___ PROVIDED RECORDS ___
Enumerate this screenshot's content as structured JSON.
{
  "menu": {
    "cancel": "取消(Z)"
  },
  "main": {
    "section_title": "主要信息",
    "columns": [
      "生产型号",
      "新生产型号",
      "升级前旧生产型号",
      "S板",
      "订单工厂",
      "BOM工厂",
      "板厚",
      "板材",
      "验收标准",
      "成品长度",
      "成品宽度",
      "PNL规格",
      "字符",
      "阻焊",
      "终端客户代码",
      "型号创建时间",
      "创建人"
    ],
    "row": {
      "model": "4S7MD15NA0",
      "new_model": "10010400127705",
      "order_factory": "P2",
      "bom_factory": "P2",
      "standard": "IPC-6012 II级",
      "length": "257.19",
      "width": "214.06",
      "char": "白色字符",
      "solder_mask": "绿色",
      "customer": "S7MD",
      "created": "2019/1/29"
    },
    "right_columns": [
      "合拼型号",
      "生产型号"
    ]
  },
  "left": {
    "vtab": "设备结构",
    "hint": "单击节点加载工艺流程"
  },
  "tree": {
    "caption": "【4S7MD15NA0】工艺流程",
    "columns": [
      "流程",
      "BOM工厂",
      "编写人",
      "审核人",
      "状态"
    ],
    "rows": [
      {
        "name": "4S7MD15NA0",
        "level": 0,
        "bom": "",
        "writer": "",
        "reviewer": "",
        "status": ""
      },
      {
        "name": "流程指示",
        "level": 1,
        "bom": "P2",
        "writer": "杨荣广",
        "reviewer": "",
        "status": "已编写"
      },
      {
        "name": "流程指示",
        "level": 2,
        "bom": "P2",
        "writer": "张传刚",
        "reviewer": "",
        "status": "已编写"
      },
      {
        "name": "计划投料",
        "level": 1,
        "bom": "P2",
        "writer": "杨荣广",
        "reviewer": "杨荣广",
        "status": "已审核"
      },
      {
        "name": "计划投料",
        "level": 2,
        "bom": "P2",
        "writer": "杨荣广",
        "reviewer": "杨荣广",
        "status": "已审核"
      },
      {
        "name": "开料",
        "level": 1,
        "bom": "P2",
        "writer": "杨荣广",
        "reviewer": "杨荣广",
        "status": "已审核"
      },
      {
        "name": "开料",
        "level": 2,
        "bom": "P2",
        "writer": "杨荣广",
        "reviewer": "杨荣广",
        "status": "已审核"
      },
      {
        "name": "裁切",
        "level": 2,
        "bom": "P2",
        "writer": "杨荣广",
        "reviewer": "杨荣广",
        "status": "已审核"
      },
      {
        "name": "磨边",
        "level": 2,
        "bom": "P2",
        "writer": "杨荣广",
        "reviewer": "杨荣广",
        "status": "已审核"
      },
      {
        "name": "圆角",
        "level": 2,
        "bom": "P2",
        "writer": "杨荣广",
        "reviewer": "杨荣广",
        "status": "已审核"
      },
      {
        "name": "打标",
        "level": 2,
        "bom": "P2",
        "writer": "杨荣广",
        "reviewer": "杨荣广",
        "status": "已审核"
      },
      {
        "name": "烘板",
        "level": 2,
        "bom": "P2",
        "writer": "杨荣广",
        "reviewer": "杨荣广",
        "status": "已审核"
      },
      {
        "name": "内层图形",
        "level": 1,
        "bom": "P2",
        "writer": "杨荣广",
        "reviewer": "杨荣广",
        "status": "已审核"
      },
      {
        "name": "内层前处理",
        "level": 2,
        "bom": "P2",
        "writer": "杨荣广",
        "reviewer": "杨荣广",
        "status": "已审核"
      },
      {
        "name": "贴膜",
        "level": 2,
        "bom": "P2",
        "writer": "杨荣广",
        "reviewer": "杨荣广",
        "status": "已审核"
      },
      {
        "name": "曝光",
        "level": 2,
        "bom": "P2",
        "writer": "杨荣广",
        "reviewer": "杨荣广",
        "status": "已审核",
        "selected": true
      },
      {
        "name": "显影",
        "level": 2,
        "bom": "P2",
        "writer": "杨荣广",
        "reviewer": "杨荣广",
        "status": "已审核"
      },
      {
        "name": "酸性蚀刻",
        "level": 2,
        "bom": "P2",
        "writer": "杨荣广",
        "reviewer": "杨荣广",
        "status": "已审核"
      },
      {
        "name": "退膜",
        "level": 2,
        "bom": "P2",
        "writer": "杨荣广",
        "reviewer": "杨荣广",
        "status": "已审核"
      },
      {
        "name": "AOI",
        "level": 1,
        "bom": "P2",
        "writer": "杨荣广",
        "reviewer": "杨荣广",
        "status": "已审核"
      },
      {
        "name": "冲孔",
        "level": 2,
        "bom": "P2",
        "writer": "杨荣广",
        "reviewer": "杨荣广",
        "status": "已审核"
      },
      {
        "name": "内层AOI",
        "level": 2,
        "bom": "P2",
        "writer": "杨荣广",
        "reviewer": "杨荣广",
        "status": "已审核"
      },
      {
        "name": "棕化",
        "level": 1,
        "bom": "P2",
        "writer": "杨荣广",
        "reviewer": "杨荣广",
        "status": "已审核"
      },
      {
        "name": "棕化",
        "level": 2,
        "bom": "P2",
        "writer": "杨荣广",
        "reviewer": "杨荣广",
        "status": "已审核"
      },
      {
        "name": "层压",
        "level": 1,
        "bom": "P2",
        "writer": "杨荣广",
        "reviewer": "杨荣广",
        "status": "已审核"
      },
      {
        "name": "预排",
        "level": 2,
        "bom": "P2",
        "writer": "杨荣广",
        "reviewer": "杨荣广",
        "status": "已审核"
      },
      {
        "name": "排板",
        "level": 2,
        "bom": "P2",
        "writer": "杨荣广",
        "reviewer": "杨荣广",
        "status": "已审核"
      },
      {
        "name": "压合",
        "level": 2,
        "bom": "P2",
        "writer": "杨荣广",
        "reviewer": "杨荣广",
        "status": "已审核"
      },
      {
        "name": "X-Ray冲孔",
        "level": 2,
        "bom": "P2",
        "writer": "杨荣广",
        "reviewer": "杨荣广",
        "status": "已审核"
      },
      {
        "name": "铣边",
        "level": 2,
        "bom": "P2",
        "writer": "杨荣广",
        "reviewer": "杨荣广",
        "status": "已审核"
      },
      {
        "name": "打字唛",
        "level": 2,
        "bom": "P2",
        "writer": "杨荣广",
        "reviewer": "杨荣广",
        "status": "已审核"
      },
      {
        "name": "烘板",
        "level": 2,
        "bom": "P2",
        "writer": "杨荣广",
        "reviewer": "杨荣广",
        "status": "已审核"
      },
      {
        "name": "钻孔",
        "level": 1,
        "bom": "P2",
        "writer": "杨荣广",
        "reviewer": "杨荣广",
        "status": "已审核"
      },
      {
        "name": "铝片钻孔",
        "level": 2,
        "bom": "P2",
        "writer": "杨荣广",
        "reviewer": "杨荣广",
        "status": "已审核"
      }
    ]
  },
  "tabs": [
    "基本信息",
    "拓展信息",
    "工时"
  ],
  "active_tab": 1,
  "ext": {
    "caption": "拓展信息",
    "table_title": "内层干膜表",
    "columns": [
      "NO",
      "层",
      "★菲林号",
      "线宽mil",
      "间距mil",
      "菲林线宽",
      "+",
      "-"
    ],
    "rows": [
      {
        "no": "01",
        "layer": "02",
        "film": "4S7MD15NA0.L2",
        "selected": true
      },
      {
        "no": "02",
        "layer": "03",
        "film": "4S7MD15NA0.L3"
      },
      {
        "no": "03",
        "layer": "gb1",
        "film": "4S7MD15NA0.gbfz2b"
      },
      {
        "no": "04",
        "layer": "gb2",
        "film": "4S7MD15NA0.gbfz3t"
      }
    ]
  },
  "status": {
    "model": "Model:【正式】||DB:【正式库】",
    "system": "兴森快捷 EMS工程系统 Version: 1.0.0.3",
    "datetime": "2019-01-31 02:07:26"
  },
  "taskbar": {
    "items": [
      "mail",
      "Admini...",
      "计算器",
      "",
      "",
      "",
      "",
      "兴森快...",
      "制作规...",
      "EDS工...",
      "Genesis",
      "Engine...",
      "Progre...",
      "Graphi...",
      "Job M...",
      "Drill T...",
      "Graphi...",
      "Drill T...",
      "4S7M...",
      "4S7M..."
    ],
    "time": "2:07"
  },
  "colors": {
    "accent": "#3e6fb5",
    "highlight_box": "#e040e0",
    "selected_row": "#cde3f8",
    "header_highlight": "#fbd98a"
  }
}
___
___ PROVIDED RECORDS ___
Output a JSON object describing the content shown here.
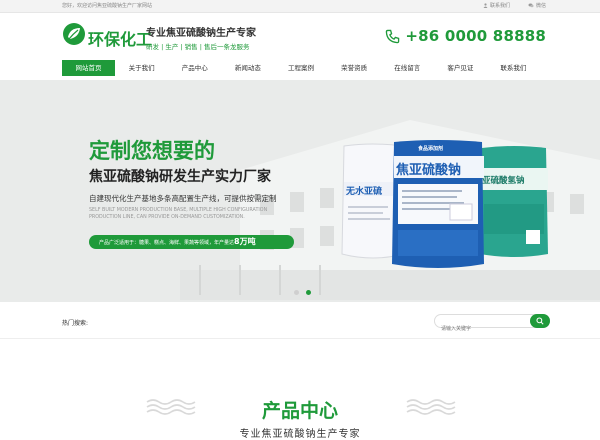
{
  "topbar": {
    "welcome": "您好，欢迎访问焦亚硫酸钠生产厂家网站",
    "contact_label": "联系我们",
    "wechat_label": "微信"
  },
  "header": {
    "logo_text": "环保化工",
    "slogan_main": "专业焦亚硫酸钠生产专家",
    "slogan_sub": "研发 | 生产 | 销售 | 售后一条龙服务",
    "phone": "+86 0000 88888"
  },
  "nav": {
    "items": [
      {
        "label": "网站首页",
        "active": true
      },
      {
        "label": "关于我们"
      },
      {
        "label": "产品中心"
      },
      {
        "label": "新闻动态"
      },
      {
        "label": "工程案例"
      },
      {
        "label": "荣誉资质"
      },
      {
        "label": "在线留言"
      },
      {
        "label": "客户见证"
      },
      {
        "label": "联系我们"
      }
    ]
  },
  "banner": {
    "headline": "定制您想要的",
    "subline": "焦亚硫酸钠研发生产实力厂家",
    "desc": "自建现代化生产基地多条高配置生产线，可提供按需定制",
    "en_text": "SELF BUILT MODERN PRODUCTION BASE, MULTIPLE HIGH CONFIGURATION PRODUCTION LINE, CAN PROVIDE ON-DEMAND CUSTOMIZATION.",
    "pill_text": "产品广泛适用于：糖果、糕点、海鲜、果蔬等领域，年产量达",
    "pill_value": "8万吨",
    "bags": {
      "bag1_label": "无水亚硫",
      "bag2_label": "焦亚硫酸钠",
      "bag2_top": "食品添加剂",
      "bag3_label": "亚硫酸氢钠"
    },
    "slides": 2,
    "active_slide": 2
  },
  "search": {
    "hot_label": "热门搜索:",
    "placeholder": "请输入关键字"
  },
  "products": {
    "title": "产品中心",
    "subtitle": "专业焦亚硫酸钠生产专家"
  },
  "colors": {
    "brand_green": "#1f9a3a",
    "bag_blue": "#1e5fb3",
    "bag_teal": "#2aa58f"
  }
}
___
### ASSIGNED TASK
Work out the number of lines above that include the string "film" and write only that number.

### ANSWER SECTION
4